• Work task:
Once you have read the data below, set it all down again exactly.

[Data records for software interfaces]
-- Opening Marker --
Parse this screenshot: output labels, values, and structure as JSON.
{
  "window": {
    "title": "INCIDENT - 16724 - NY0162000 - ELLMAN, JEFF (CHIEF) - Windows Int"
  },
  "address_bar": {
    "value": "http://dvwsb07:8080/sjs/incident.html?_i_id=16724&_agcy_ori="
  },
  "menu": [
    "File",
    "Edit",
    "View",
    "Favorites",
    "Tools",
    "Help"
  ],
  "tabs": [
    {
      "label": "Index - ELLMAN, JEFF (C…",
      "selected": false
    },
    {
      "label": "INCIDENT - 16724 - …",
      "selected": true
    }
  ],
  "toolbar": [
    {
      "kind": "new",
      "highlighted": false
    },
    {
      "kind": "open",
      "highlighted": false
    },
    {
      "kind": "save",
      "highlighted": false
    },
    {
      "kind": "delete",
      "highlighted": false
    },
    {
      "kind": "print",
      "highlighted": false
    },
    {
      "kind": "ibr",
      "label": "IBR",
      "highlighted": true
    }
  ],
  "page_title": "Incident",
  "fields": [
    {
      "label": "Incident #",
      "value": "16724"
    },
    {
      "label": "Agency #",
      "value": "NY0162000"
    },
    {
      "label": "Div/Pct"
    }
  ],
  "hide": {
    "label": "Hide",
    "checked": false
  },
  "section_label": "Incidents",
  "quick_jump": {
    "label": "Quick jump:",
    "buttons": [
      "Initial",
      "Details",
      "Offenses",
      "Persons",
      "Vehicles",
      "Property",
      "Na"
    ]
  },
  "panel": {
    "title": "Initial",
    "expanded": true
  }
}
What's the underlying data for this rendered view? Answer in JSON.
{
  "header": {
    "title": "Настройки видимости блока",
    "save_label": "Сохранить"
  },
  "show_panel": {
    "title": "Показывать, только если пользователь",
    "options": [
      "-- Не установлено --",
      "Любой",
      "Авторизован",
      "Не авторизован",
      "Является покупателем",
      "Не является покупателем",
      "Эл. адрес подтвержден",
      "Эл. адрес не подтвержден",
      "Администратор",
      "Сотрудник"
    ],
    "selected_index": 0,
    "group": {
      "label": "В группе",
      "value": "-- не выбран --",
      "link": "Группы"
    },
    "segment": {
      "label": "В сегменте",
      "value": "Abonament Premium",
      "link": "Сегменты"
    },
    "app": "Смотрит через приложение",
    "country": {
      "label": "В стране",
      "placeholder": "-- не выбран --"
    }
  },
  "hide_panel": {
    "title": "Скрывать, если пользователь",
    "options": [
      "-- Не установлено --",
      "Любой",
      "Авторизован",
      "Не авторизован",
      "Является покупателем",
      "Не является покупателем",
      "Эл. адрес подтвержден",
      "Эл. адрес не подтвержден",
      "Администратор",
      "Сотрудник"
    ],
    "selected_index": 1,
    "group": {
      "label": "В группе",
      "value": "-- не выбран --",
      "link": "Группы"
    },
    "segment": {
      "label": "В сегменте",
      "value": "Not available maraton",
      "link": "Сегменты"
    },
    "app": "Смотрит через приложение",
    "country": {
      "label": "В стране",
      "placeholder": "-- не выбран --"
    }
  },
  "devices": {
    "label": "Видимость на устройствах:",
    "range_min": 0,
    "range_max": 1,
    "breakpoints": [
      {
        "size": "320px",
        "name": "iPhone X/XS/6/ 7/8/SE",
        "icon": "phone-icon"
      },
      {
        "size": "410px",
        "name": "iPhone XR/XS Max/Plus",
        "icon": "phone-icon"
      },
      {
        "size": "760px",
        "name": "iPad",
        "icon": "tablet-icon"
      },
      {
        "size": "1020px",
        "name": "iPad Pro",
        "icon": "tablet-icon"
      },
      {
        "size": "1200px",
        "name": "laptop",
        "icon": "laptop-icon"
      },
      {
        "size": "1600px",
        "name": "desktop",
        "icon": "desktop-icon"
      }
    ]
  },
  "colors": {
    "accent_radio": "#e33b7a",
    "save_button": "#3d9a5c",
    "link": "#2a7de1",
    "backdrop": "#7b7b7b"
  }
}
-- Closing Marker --
• Result for this task:
Parse this screenshot: output labels, values, and structure as JSON.
{
  "window": {
    "title": "INCIDENT - 16724 - NY0162000 - ELLMAN, JEFF (CHIEF) - Windows Int"
  },
  "address_bar": {
    "value": "http://dvwsb07:8080/sjs/incident.html?_i_id=16724&_agcy_ori="
  },
  "menu": [
    "File",
    "Edit",
    "View",
    "Favorites",
    "Tools",
    "Help"
  ],
  "tabs": [
    {
      "label": "Index - ELLMAN, JEFF (C…",
      "selected": false
    },
    {
      "label": "INCIDENT - 16724 - …",
      "selected": true
    }
  ],
  "toolbar": [
    {
      "kind": "new",
      "highlighted": false
    },
    {
      "kind": "open",
      "highlighted": false
    },
    {
      "kind": "save",
      "highlighted": false
    },
    {
      "kind": "delete",
      "highlighted": false
    },
    {
      "kind": "print",
      "highlighted": false
    },
    {
      "kind": "ibr",
      "label": "IBR",
      "highlighted": true
    }
  ],
  "page_title": "Incident",
  "fields": [
    {
      "label": "Incident #",
      "value": "16724"
    },
    {
      "label": "Agency #",
      "value": "NY0162000"
    },
    {
      "label": "Div/Pct"
    }
  ],
  "hide": {
    "label": "Hide",
    "checked": false
  },
  "section_label": "Incidents",
  "quick_jump": {
    "label": "Quick jump:",
    "buttons": [
      "Initial",
      "Details",
      "Offenses",
      "Persons",
      "Vehicles",
      "Property",
      "Na"
    ]
  },
  "panel": {
    "title": "Initial",
    "expanded": true
  }
}
What's the underlying data for this rendered view? Answer in JSON.
{
  "header": {
    "title": "Настройки видимости блока",
    "save_label": "Сохранить"
  },
  "show_panel": {
    "title": "Показывать, только если пользователь",
    "options": [
      "-- Не установлено --",
      "Любой",
      "Авторизован",
      "Не авторизован",
      "Является покупателем",
      "Не является покупателем",
      "Эл. адрес подтвержден",
      "Эл. адрес не подтвержден",
      "Администратор",
      "Сотрудник"
    ],
    "selected_index": 0,
    "group": {
      "label": "В группе",
      "value": "-- не выбран --",
      "link": "Группы"
    },
    "segment": {
      "label": "В сегменте",
      "value": "Abonament Premium",
      "link": "Сегменты"
    },
    "app": "Смотрит через приложение",
    "country": {
      "label": "В стране",
      "placeholder": "-- не выбран --"
    }
  },
  "hide_panel": {
    "title": "Скрывать, если пользователь",
    "options": [
      "-- Не установлено --",
      "Любой",
      "Авторизован",
      "Не авторизован",
      "Является покупателем",
      "Не является покупателем",
      "Эл. адрес подтвержден",
      "Эл. адрес не подтвержден",
      "Администратор",
      "Сотрудник"
    ],
    "selected_index": 1,
    "group": {
      "label": "В группе",
      "value": "-- не выбран --",
      "link": "Группы"
    },
    "segment": {
      "label": "В сегменте",
      "value": "Not available maraton",
      "link": "Сегменты"
    },
    "app": "Смотрит через приложение",
    "country": {
      "label": "В стране",
      "placeholder": "-- не выбран --"
    }
  },
  "devices": {
    "label": "Видимость на устройствах:",
    "range_min": 0,
    "range_max": 1,
    "breakpoints": [
      {
        "size": "320px",
        "name": "iPhone X/XS/6/ 7/8/SE",
        "icon": "phone-icon"
      },
      {
        "size": "410px",
        "name": "iPhone XR/XS Max/Plus",
        "icon": "phone-icon"
      },
      {
        "size": "760px",
        "name": "iPad",
        "icon": "tablet-icon"
      },
      {
        "size": "1020px",
        "name": "iPad Pro",
        "icon": "tablet-icon"
      },
      {
        "size": "1200px",
        "name": "laptop",
        "icon": "laptop-icon"
      },
      {
        "size": "1600px",
        "name": "desktop",
        "icon": "desktop-icon"
      }
    ]
  },
  "colors": {
    "accent_radio": "#e33b7a",
    "save_button": "#3d9a5c",
    "link": "#2a7de1",
    "backdrop": "#7b7b7b"
  }
}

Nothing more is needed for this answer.